Story: East Coast region

Page 4. Māori settlement

All images & media in this story

The East Coast region is home to the related tribes of Ngāti Porou, Te Aitanga-a-Māhaki, Rongowhakaata and Ngāi Tāmanuhiri (previously known as Ngāi Tahupō). Ngāti Porou, the largest of these tribes, inhabits the area between Pōtikirua in the north and Te Toka–a-Taiau (a rock that once stood in the mouth of the Tūranganui River, in present-day Gisborne) in the south, covering an area of about 4,000 square kilometres. The tribe derives its name from their ancestor Porourangi. Among his descendants were many great warriors who established the heart of the tribe’s territory in the Waiapu valley.

Occupying the district south of Ngāti Porou, in the area now called Poverty Bay, are Te Aitanga-a-Māhaki, Rongowhakaata and Ngai Tamanuhiri. 

Waka traditions

Several waka (canoes) made landfall in the region, the best-known being Tākitimu, Horouta and Nukutaimemeha.

The most ancient waka associated with the region is Nukutaimemeha – the vessel that the demigod Māui used to fish up the North Island. Oral tradition holds that Nukutaimemeha rests petrified on Hikurangi mountain.

Tākitimu was a sacred waka captained on its journey from Hawaiki (the legendary homeland of Māori) by Tamatea Arikinui, high chief and tohunga, and carried a number of tohunga. After its arrival in Aotearoa (New Zealand) it made many trips, including along the East Coast.

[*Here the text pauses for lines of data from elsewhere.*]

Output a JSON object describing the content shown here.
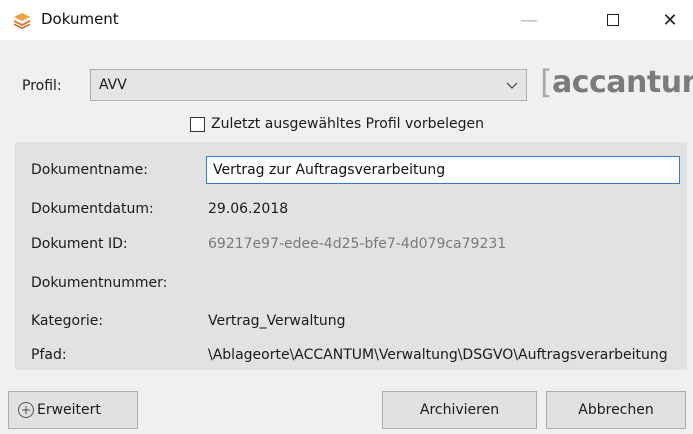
{
  "window": {
    "title": "Dokument",
    "minimize_glyph": "—",
    "close_glyph": "✕",
    "icon": "stacked-documents-icon"
  },
  "profile": {
    "label": "Profil:",
    "selected": "AVV",
    "checkbox_label": "Zuletzt ausgewähltes Profil vorbelegen",
    "checkbox_checked": false
  },
  "logo": {
    "bracket_open": "[",
    "text": "accantum",
    "bracket_close": "]"
  },
  "fields": {
    "dokumentname_label": "Dokumentname:",
    "dokumentname_value": "Vertrag zur Auftragsverarbeitung",
    "dokumentdatum_label": "Dokumentdatum:",
    "dokumentdatum_value": "29.06.2018",
    "dokument_id_label": "Dokument ID:",
    "dokument_id_value": "69217e97-edee-4d25-bfe7-4d079ca79231",
    "dokumentnummer_label": "Dokumentnummer:",
    "kategorie_label": "Kategorie:",
    "kategorie_value": "Vertrag_Verwaltung",
    "pfad_label": "Pfad:",
    "pfad_value": "\\Ablageorte\\ACCANTUM\\Verwaltung\\DSGVO\\Auftragsverarbeitung"
  },
  "buttons": {
    "erweitert": "Erweitert",
    "archivieren": "Archivieren",
    "abbrechen": "Abbrechen"
  },
  "colors": {
    "icon_orange": "#e8731c",
    "focus_border": "#2f7ccb",
    "panel_bg": "#e2e2e2"
  }
}
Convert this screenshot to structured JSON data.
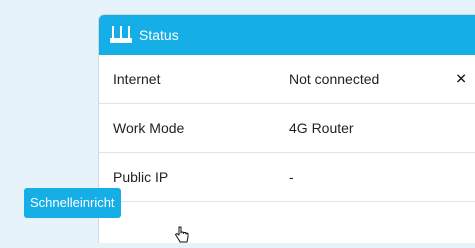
{
  "header": {
    "title": "Status",
    "icon": "router-icon"
  },
  "rows": [
    {
      "label": "Internet",
      "value": "Not connected",
      "action_icon": "close-icon",
      "action_symbol": "✕"
    },
    {
      "label": "Work Mode",
      "value": "4G Router"
    },
    {
      "label": "Public IP",
      "value": "-"
    }
  ],
  "button": {
    "label": "Schnelleinricht"
  },
  "colors": {
    "accent": "#15aee6",
    "page_bg": "#e6f3fa"
  }
}
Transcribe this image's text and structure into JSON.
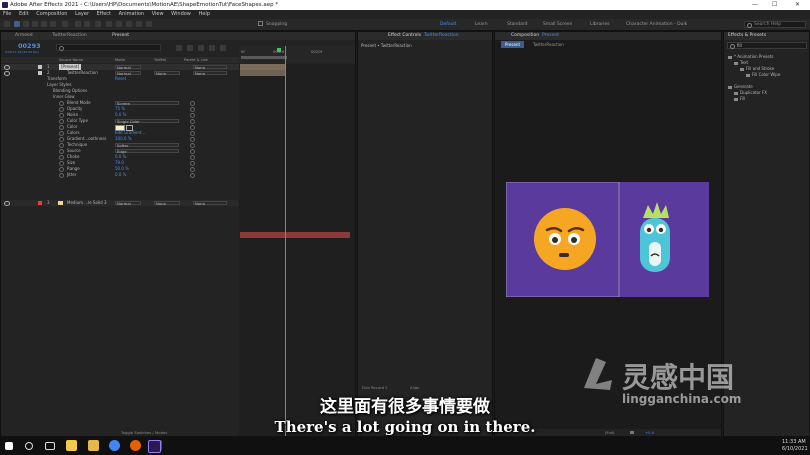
{
  "window": {
    "title": "Adobe After Effects 2021 - C:\\Users\\HP\\Documents\\MotionAE\\ShapeEmotionTut\\FaceShapes.aep *",
    "controls": [
      "—",
      "☐",
      "✕"
    ]
  },
  "menu": [
    "File",
    "Edit",
    "Composition",
    "Layer",
    "Effect",
    "Animation",
    "View",
    "Window",
    "Help"
  ],
  "toolbar": {
    "snapping_label": "Snapping",
    "workspaces": [
      "Default",
      "Learn",
      "Standard",
      "Small Screen",
      "Libraries",
      "Character Animation - Duik"
    ],
    "active_workspace": "Default",
    "search_placeholder": "Search Help"
  },
  "timeline": {
    "tabs": [
      "Armeed",
      "TwitterReaction",
      "Present"
    ],
    "active_tab": "Present",
    "timecode": "00293",
    "timecode_sub": "0:00:11:18 (25.00 fps)",
    "columns": [
      "Source Name",
      "Mode",
      "TrkMat",
      "Parent & Link"
    ],
    "ruler": [
      "0f",
      "0010f",
      "0020f"
    ],
    "layers": [
      {
        "num": "1",
        "name": "[Present]",
        "mode": "Normal",
        "trkmat": "",
        "parent": "None",
        "color": "#c5c5c5"
      },
      {
        "num": "2",
        "name": "TwitterReaction",
        "mode": "Normal",
        "trkmat": "None",
        "parent": "None",
        "color": "#c5c5c5"
      },
      {
        "num": "3",
        "name": "Medium ...le Solid 3",
        "mode": "Normal",
        "trkmat": "None",
        "parent": "None",
        "color": "#e04040"
      }
    ],
    "transform_label": "Transform",
    "reset_label": "Reset",
    "layer_styles_label": "Layer Styles",
    "blending_options_label": "Blending Options",
    "inner_glow_label": "Inner Glow",
    "properties": [
      {
        "name": "Blend Mode",
        "value": "Screen",
        "type": "dropdown"
      },
      {
        "name": "Opacity",
        "value": "75 %",
        "type": "value"
      },
      {
        "name": "Noise",
        "value": "0.0 %",
        "type": "value"
      },
      {
        "name": "Color Type",
        "value": "Single Color",
        "type": "dropdown"
      },
      {
        "name": "Color",
        "value": "",
        "type": "swatch"
      },
      {
        "name": "Colors",
        "value": "Edit Gradient...",
        "type": "value"
      },
      {
        "name": "Gradient...oothness",
        "value": "100.0 %",
        "type": "value"
      },
      {
        "name": "Technique",
        "value": "Softer",
        "type": "dropdown"
      },
      {
        "name": "Source",
        "value": "Edge",
        "type": "dropdown"
      },
      {
        "name": "Choke",
        "value": "0.0 %",
        "type": "value"
      },
      {
        "name": "Size",
        "value": "79.0",
        "type": "value"
      },
      {
        "name": "Range",
        "value": "50.0 %",
        "type": "value"
      },
      {
        "name": "Jitter",
        "value": "0.0 %",
        "type": "value"
      }
    ],
    "toggle_label": "Toggle Switches / Modes"
  },
  "effect_controls": {
    "tab_label": "Effect Controls",
    "tab_target": "TwitterReaction",
    "subheader": "Present • TwitterReaction",
    "footer_labels": [
      "Dub Record 2",
      "Align"
    ]
  },
  "composition": {
    "tab_label": "Composition",
    "tab_target": "Present",
    "view_tabs": [
      "Present",
      "TwitterReaction"
    ],
    "bg_color": "#5b3a9e",
    "emoji_color": "#f5a623",
    "character_color": "#4ec5d6",
    "footer_zoom": "(Full)",
    "footer_exposure": "+0.0"
  },
  "effects_presets": {
    "title": "Effects & Presets",
    "search_value": "fill",
    "tree": [
      {
        "label": "* Animation Presets",
        "indent": 0
      },
      {
        "label": "Text",
        "indent": 1
      },
      {
        "label": "Fill and Stroke",
        "indent": 2
      },
      {
        "label": "Fill Color Wipe",
        "indent": 3
      },
      {
        "label": "Generate",
        "indent": 0
      },
      {
        "label": "Duplicator FX",
        "indent": 1
      },
      {
        "label": "Fill",
        "indent": 1
      }
    ]
  },
  "subtitle": {
    "zh": "这里面有很多事情要做",
    "en": "There's a lot going on in there."
  },
  "watermark": {
    "brand_cn": "灵感中国",
    "brand_url": "lingganchina.com"
  },
  "taskbar": {
    "time": "11:33 AM",
    "date": "6/10/2021"
  }
}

The Horouta waka, captained by Pāoa, is celebrated for bringing the first kūmara (sweet potato) tubers to the region. The vessel’s haumi (wooden piece used to lengthen a waka) was damaged at Ōhiwa, in Bay of Plenty, causing the crew to explore the hinterland for a replacement. They visited various locations along the East Coast, naming features as they went, until the repaired waka beached at Tūranga (now Gisborne).


Several stories have been handed down as to why Tūranganui-a-Kiwa was so named. One has it that a canoe in which Kiwa’s son went fishing was blown out to sea. Each day Kiwa stood on the beach gazing out to sea anxiously awaiting the return of his son, and so the spot became known as Tūranga-nui-a-Kiwa (the long waiting place of Kiwa). In another story, Kiwa halted at the river mouth after he had set out on foot from Māhia to explore the land to the north. Tūranga-nui-a-Kiwa in that sense means the stopping place of Kiwa. 

Some traditions acknowledge Kiwa as the first person to set foot on the land. Thereafter the area became known as Tūranganui-a-Kiwa (the long waiting place of Kiwa). Horouta eventually broke up near Muriwai, south of Gisborne, and was submerged in nearby Te Wherowhero Lagoon.


Pāoa is also associated with a very famous whare wānanga (school of learning) in Wairarapa, where he and Rongokako were students. Pāoa was a master navigator, while Rongokako was capable of giant strides. The two learned of beautiful Muriwhenua, who lived in Hauraki (near present-day Thames), and agreed the first to reach her would claim her for his wife. Pāoa set off in his waka while Rongokako travelled along the coastline. Rongokako stepped from bay to bay, at each place leaving his footprints, which can be seen today – one at Cape Kidnappers in Hawke’s Bay, another at Whangawehi at Māhia, and another at Whāngārā. Near present-day Te Puia township Pāoa set a trap (Tāwhiti-a-Pāoa), but Rongakako strode over it to Reporua. He next stepped to Horoera and across to Matakaoa Point, then on into the Bay of Plenty and up to Hauraki, where he arrived first and claimed Muriwhenua.


Eight generations after Pāoa and Kiwa, their descendant Ruapani was the paramount chief of the Tūranga tribes. Ruapani had three wives who between them bore 25 children, including sets of twins and triplets. He had a great , known as Popoia, on the western bank of the Waipāoa River at Waituhi. Among those who could claim descent from him were the East Coast chief Te Kani a Takirau, the Te Heuheu dynasty of Ngāti Tūwharetoa, Ngāti Toa chief Te Rauparaha, Ngāti Kahungunu and Ngāti Te Whatuiāpiti leader Hēnare Tomoana, war leader and prophet Te Kooti, members of Parliament Wī Pere, James Carroll, Māui Pōmare and Apirana Ngata, and many other prominent Māori leaders.

How to cite this page:

Monty Soutar, 'East Coast region - Māori settlement', Te Ara - the Encyclopedia of New Zealand, (accessed 19 July 2024)

Story by Monty Soutar, published 25 Aug 2011, updated 1 Mar 2015